#### WORK REQUIRED:
The result should be an exact copy of the data, free of pictures.

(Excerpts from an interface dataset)
------------------------------------------------------------------------

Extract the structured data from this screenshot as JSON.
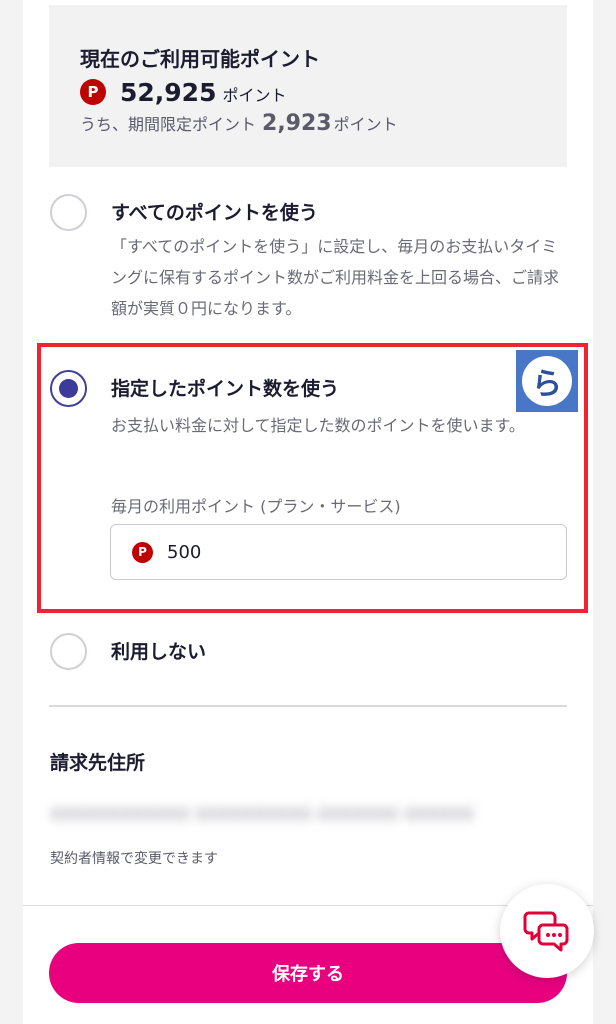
{
  "points": {
    "title": "現在のご利用可能ポイント",
    "icon_letter": "P",
    "amount": "52,925",
    "unit": "ポイント",
    "limited_prefix": "うち、期間限定ポイント",
    "limited_amount": "2,923",
    "limited_unit": "ポイント"
  },
  "options": {
    "all": {
      "label": "すべてのポイントを使う",
      "description": "「すべてのポイントを使う」に設定し、毎月のお支払いタイミングに保有するポイント数がご利用料金を上回る場合、ご請求額が実質０円になります。",
      "selected": false
    },
    "specified": {
      "label": "指定したポイント数を使う",
      "description": "お支払い料金に対して指定した数のポイントを使います。",
      "field_label": "毎月の利用ポイント (プラン・サービス)",
      "field_icon_letter": "P",
      "field_value": "500",
      "selected": true
    },
    "none": {
      "label": "利用しない",
      "selected": false
    }
  },
  "billing": {
    "title": "請求先住所",
    "address_blurred": "XXXXXXXXXXXX XXXXXXXXXX XXXXXXX XXXXXX",
    "note": "契約者情報で変更できます"
  },
  "watermark": {
    "glyph": "ら"
  },
  "save_button": {
    "label": "保存する"
  },
  "colors": {
    "accent_pink": "#e8007f",
    "radio_selected": "#3b3b99",
    "highlight_red": "#ee2530",
    "point_red": "#bf0000"
  }
}
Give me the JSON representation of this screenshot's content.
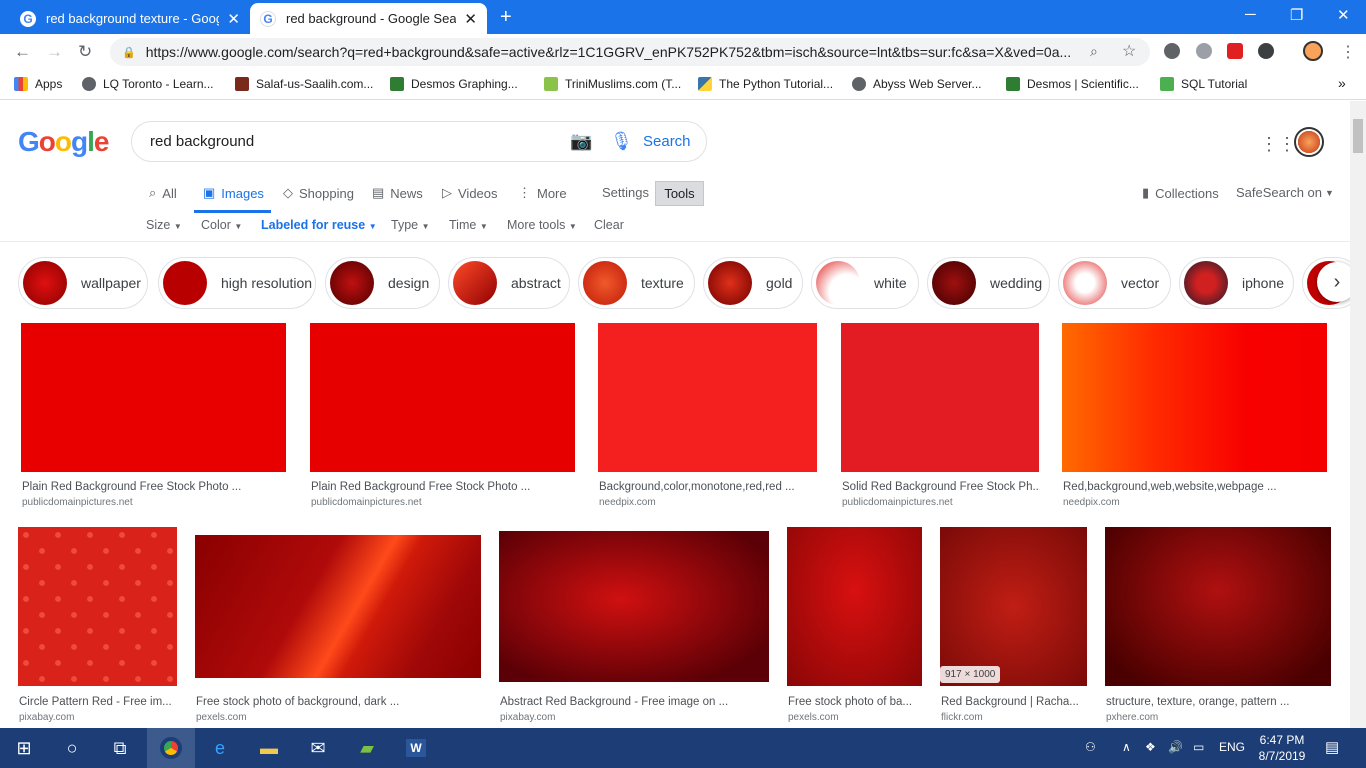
{
  "browser": {
    "tabs": [
      {
        "title": "red background texture - Google",
        "active": false
      },
      {
        "title": "red background - Google Search",
        "active": true
      }
    ],
    "new_tab": "+",
    "url": "https://www.google.com/search?q=red+background&safe=active&rlz=1C1GGRV_enPK752PK752&tbm=isch&source=lnt&tbs=sur:fc&sa=X&ved=0a...",
    "bookmarks": [
      {
        "label": "Apps",
        "icon": "apps-grid-icon"
      },
      {
        "label": "LQ Toronto - Learn...",
        "icon": "globe-icon"
      },
      {
        "label": "Salaf-us-Saalih.com...",
        "icon": "site-icon"
      },
      {
        "label": "Desmos Graphing...",
        "icon": "desmos-icon"
      },
      {
        "label": "TriniMuslims.com (T...",
        "icon": "flag-icon"
      },
      {
        "label": "The Python Tutorial...",
        "icon": "python-icon"
      },
      {
        "label": "Abyss Web Server...",
        "icon": "globe-icon"
      },
      {
        "label": "Desmos | Scientific...",
        "icon": "desmos-icon"
      },
      {
        "label": "SQL Tutorial",
        "icon": "w3-icon"
      }
    ],
    "bookmarks_more": "»"
  },
  "google": {
    "logo": [
      "G",
      "o",
      "o",
      "g",
      "l",
      "e"
    ],
    "logo_colors": [
      "#4285f4",
      "#ea4335",
      "#fbbc05",
      "#4285f4",
      "#34a853",
      "#ea4335"
    ],
    "query": "red background",
    "search_label": "Search",
    "nav_tabs": [
      {
        "label": "All",
        "icon": "search-icon"
      },
      {
        "label": "Images",
        "icon": "image-icon",
        "active": true
      },
      {
        "label": "Shopping",
        "icon": "tag-icon"
      },
      {
        "label": "News",
        "icon": "news-icon"
      },
      {
        "label": "Videos",
        "icon": "play-icon"
      },
      {
        "label": "More",
        "icon": "more-dots-icon"
      }
    ],
    "settings_label": "Settings",
    "tools_label": "Tools",
    "collections_label": "Collections",
    "safesearch_label": "SafeSearch on",
    "filters": [
      "Size",
      "Color",
      "Labeled for reuse",
      "Type",
      "Time",
      "More tools",
      "Clear"
    ],
    "chips": [
      {
        "label": "wallpaper",
        "color": "#c00000"
      },
      {
        "label": "high resolution",
        "color": "#b30000"
      },
      {
        "label": "design",
        "color": "#8b0000"
      },
      {
        "label": "abstract",
        "color": "#cc1a10"
      },
      {
        "label": "texture",
        "color": "#d42a10"
      },
      {
        "label": "gold",
        "color": "#a30a0a"
      },
      {
        "label": "white",
        "color": "#f2d0d0"
      },
      {
        "label": "wedding",
        "color": "#7a0a0a"
      },
      {
        "label": "vector",
        "color": "#e04040"
      },
      {
        "label": "iphone",
        "color": "#2a2a3a"
      }
    ],
    "results": [
      {
        "caption": "Plain Red Background Free Stock Photo ...",
        "source": "publicdomainpictures.net",
        "color": "#e80000"
      },
      {
        "caption": "Plain Red Background Free Stock Photo ...",
        "source": "publicdomainpictures.net",
        "color": "#e60000"
      },
      {
        "caption": "Background,color,monotone,red,red ...",
        "source": "needpix.com",
        "color": "#f42020"
      },
      {
        "caption": "Solid Red Background Free Stock Ph...",
        "source": "publicdomainpictures.net",
        "color": "#e31c23"
      },
      {
        "caption": "Red,background,web,website,webpage ...",
        "source": "needpix.com",
        "color": "#ff3000"
      },
      {
        "caption": "Circle Pattern Red - Free im...",
        "source": "pixabay.com",
        "color": "#e22a20"
      },
      {
        "caption": "Free stock photo of background, dark ...",
        "source": "pexels.com",
        "color": "#b00a0a"
      },
      {
        "caption": "Abstract Red Background - Free image on ...",
        "source": "pixabay.com",
        "color": "#a00008"
      },
      {
        "caption": "Free stock photo of ba...",
        "source": "pexels.com",
        "color": "#c20a0a"
      },
      {
        "caption": "Red Background | Racha...",
        "source": "flickr.com",
        "color": "#a8120e"
      },
      {
        "caption": "structure, texture, orange, pattern ...",
        "source": "pxhere.com",
        "color": "#7a0a0a"
      }
    ],
    "dimension_badge": "917 × 1000"
  },
  "taskbar": {
    "language": "ENG",
    "time": "6:47 PM",
    "date": "8/7/2019"
  }
}
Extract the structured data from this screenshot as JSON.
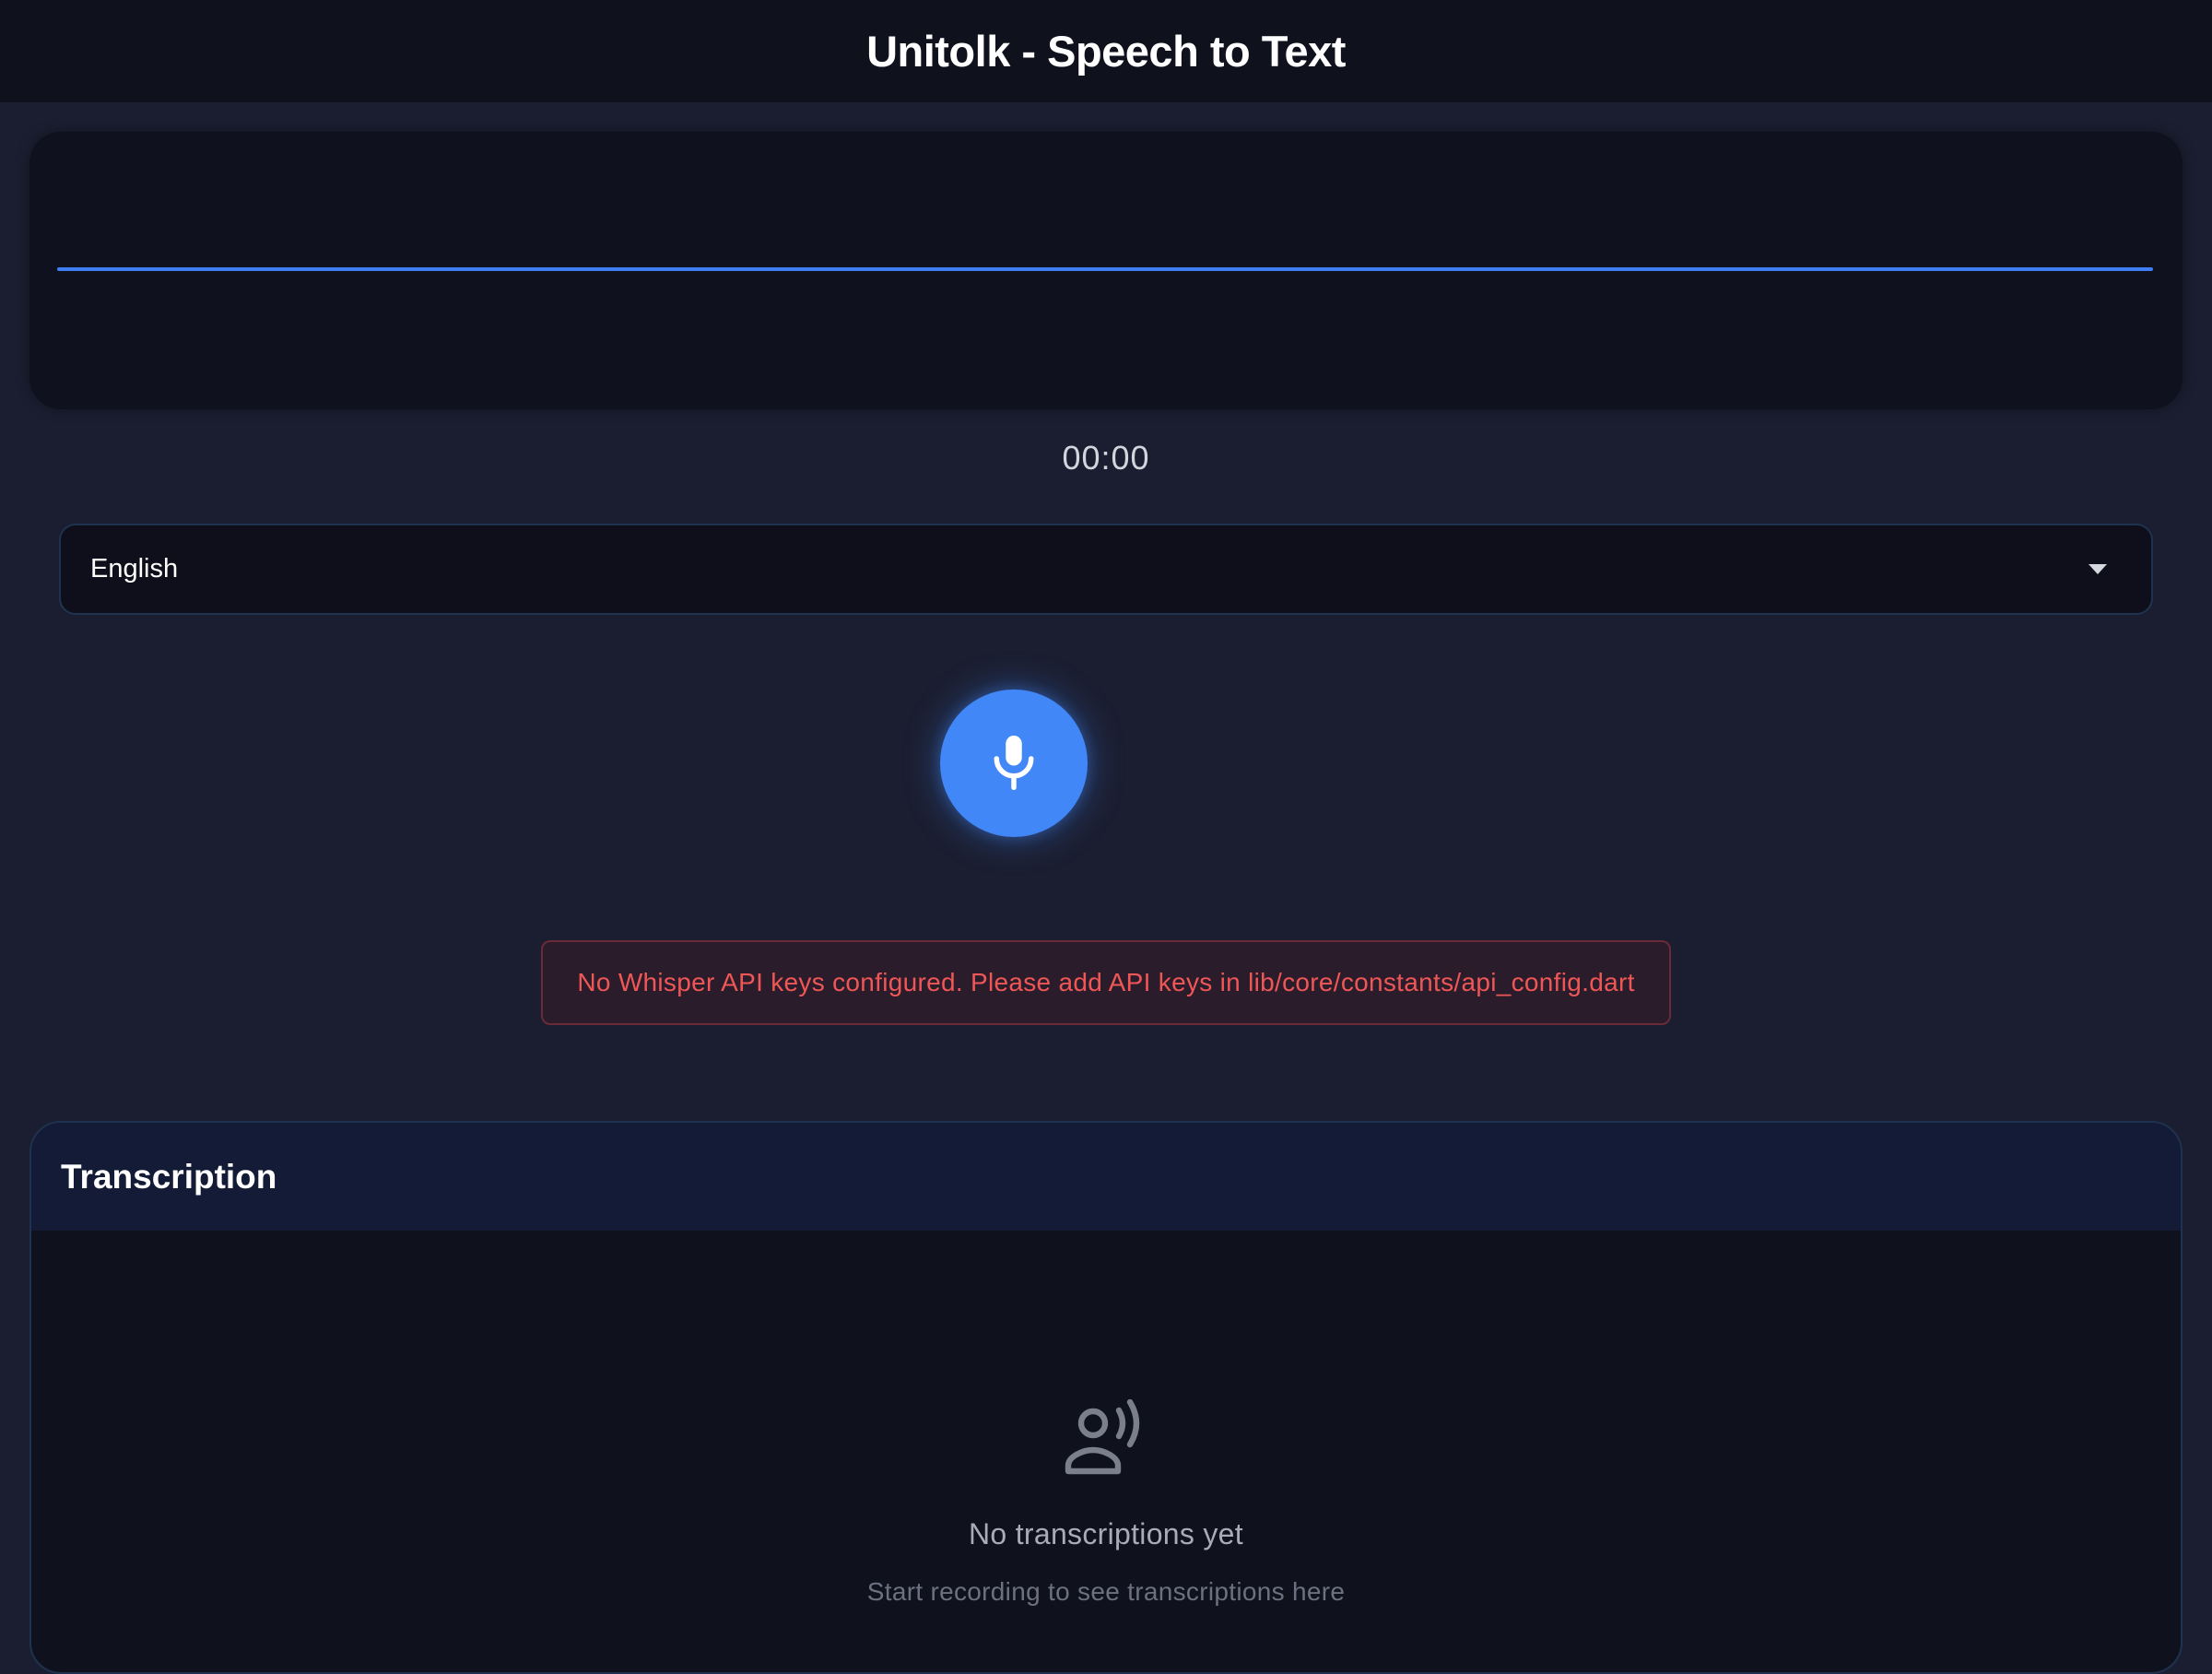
{
  "app": {
    "title": "Unitolk - Speech to Text"
  },
  "recorder": {
    "timer": "00:00",
    "language": "English",
    "mic_icon": "mic-icon"
  },
  "error": {
    "message": "No Whisper API keys configured. Please add API keys in lib/core/constants/api_config.dart"
  },
  "transcription": {
    "title": "Transcription",
    "empty_icon": "record-voice-icon",
    "empty_title": "No transcriptions yet",
    "empty_subtitle": "Start recording to see transcriptions here"
  },
  "colors": {
    "accent": "#4187f8",
    "background": "#1b1e30",
    "error": "#ef5757"
  }
}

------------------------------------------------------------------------

#### FINISHED TASK:
Extract the structured data from this screenshot as JSON.
{
  "points": {
    "title": "現在のご利用可能ポイント",
    "icon_letter": "P",
    "amount": "52,925",
    "unit": "ポイント",
    "limited_prefix": "うち、期間限定ポイント",
    "limited_amount": "2,923",
    "limited_unit": "ポイント"
  },
  "options": {
    "all": {
      "label": "すべてのポイントを使う",
      "description": "「すべてのポイントを使う」に設定し、毎月のお支払いタイミングに保有するポイント数がご利用料金を上回る場合、ご請求額が実質０円になります。",
      "selected": false
    },
    "specified": {
      "label": "指定したポイント数を使う",
      "description": "お支払い料金に対して指定した数のポイントを使います。",
      "field_label": "毎月の利用ポイント (プラン・サービス)",
      "field_icon_letter": "P",
      "field_value": "500",
      "selected": true
    },
    "none": {
      "label": "利用しない",
      "selected": false
    }
  },
  "billing": {
    "title": "請求先住所",
    "address_blurred": "XXXXXXXXXXXX XXXXXXXXXX XXXXXXX XXXXXX",
    "note": "契約者情報で変更できます"
  },
  "watermark": {
    "glyph": "ら"
  },
  "save_button": {
    "label": "保存する"
  },
  "colors": {
    "accent_pink": "#e8007f",
    "radio_selected": "#3b3b99",
    "highlight_red": "#ee2530",
    "point_red": "#bf0000"
  }
}
Give me the JSON representation of this screenshot's content.
{
  "browser": {
    "tabs": [
      {
        "title": "red background texture - Google",
        "active": false
      },
      {
        "title": "red background - Google Search",
        "active": true
      }
    ],
    "new_tab": "+",
    "url": "https://www.google.com/search?q=red+background&safe=active&rlz=1C1GGRV_enPK752PK752&tbm=isch&source=lnt&tbs=sur:fc&sa=X&ved=0a...",
    "bookmarks": [
      {
        "label": "Apps",
        "icon": "apps-grid-icon"
      },
      {
        "label": "LQ Toronto - Learn...",
        "icon": "globe-icon"
      },
      {
        "label": "Salaf-us-Saalih.com...",
        "icon": "site-icon"
      },
      {
        "label": "Desmos Graphing...",
        "icon": "desmos-icon"
      },
      {
        "label": "TriniMuslims.com (T...",
        "icon": "flag-icon"
      },
      {
        "label": "The Python Tutorial...",
        "icon": "python-icon"
      },
      {
        "label": "Abyss Web Server...",
        "icon": "globe-icon"
      },
      {
        "label": "Desmos | Scientific...",
        "icon": "desmos-icon"
      },
      {
        "label": "SQL Tutorial",
        "icon": "w3-icon"
      }
    ],
    "bookmarks_more": "»"
  },
  "google": {
    "logo": [
      "G",
      "o",
      "o",
      "g",
      "l",
      "e"
    ],
    "logo_colors": [
      "#4285f4",
      "#ea4335",
      "#fbbc05",
      "#4285f4",
      "#34a853",
      "#ea4335"
    ],
    "query": "red background",
    "search_label": "Search",
    "nav_tabs": [
      {
        "label": "All",
        "icon": "search-icon"
      },
      {
        "label": "Images",
        "icon": "image-icon",
        "active": true
      },
      {
        "label": "Shopping",
        "icon": "tag-icon"
      },
      {
        "label": "News",
        "icon": "news-icon"
      },
      {
        "label": "Videos",
        "icon": "play-icon"
      },
      {
        "label": "More",
        "icon": "more-dots-icon"
      }
    ],
    "settings_label": "Settings",
    "tools_label": "Tools",
    "collections_label": "Collections",
    "safesearch_label": "SafeSearch on",
    "filters": [
      "Size",
      "Color",
      "Labeled for reuse",
      "Type",
      "Time",
      "More tools",
      "Clear"
    ],
    "chips": [
      {
        "label": "wallpaper",
        "color": "#c00000"
      },
      {
        "label": "high resolution",
        "color": "#b30000"
      },
      {
        "label": "design",
        "color": "#8b0000"
      },
      {
        "label": "abstract",
        "color": "#cc1a10"
      },
      {
        "label": "texture",
        "color": "#d42a10"
      },
      {
        "label": "gold",
        "color": "#a30a0a"
      },
      {
        "label": "white",
        "color": "#f2d0d0"
      },
      {
        "label": "wedding",
        "color": "#7a0a0a"
      },
      {
        "label": "vector",
        "color": "#e04040"
      },
      {
        "label": "iphone",
        "color": "#2a2a3a"
      }
    ],
    "results": [
      {
        "caption": "Plain Red Background Free Stock Photo ...",
        "source": "publicdomainpictures.net",
        "color": "#e80000"
      },
      {
        "caption": "Plain Red Background Free Stock Photo ...",
        "source": "publicdomainpictures.net",
        "color": "#e60000"
      },
      {
        "caption": "Background,color,monotone,red,red ...",
        "source": "needpix.com",
        "color": "#f42020"
      },
      {
        "caption": "Solid Red Background Free Stock Ph...",
        "source": "publicdomainpictures.net",
        "color": "#e31c23"
      },
      {
        "caption": "Red,background,web,website,webpage ...",
        "source": "needpix.com",
        "color": "#ff3000"
      },
      {
        "caption": "Circle Pattern Red - Free im...",
        "source": "pixabay.com",
        "color": "#e22a20"
      },
      {
        "caption": "Free stock photo of background, dark ...",
        "source": "pexels.com",
        "color": "#b00a0a"
      },
      {
        "caption": "Abstract Red Background - Free image on ...",
        "source": "pixabay.com",
        "color": "#a00008"
      },
      {
        "caption": "Free stock photo of ba...",
        "source": "pexels.com",
        "color": "#c20a0a"
      },
      {
        "caption": "Red Background | Racha...",
        "source": "flickr.com",
        "color": "#a8120e"
      },
      {
        "caption": "structure, texture, orange, pattern ...",
        "source": "pxhere.com",
        "color": "#7a0a0a"
      }
    ],
    "dimension_badge": "917 × 1000"
  },
  "taskbar": {
    "language": "ENG",
    "time": "6:47 PM",
    "date": "8/7/2019"
  }
}
Extract the structured data from this screenshot as JSON.
{
  "app": {
    "title": "Unitolk - Speech to Text"
  },
  "recorder": {
    "timer": "00:00",
    "language": "English",
    "mic_icon": "mic-icon"
  },
  "error": {
    "message": "No Whisper API keys configured. Please add API keys in lib/core/constants/api_config.dart"
  },
  "transcription": {
    "title": "Transcription",
    "empty_icon": "record-voice-icon",
    "empty_title": "No transcriptions yet",
    "empty_subtitle": "Start recording to see transcriptions here"
  },
  "colors": {
    "accent": "#4187f8",
    "background": "#1b1e30",
    "error": "#ef5757"
  }
}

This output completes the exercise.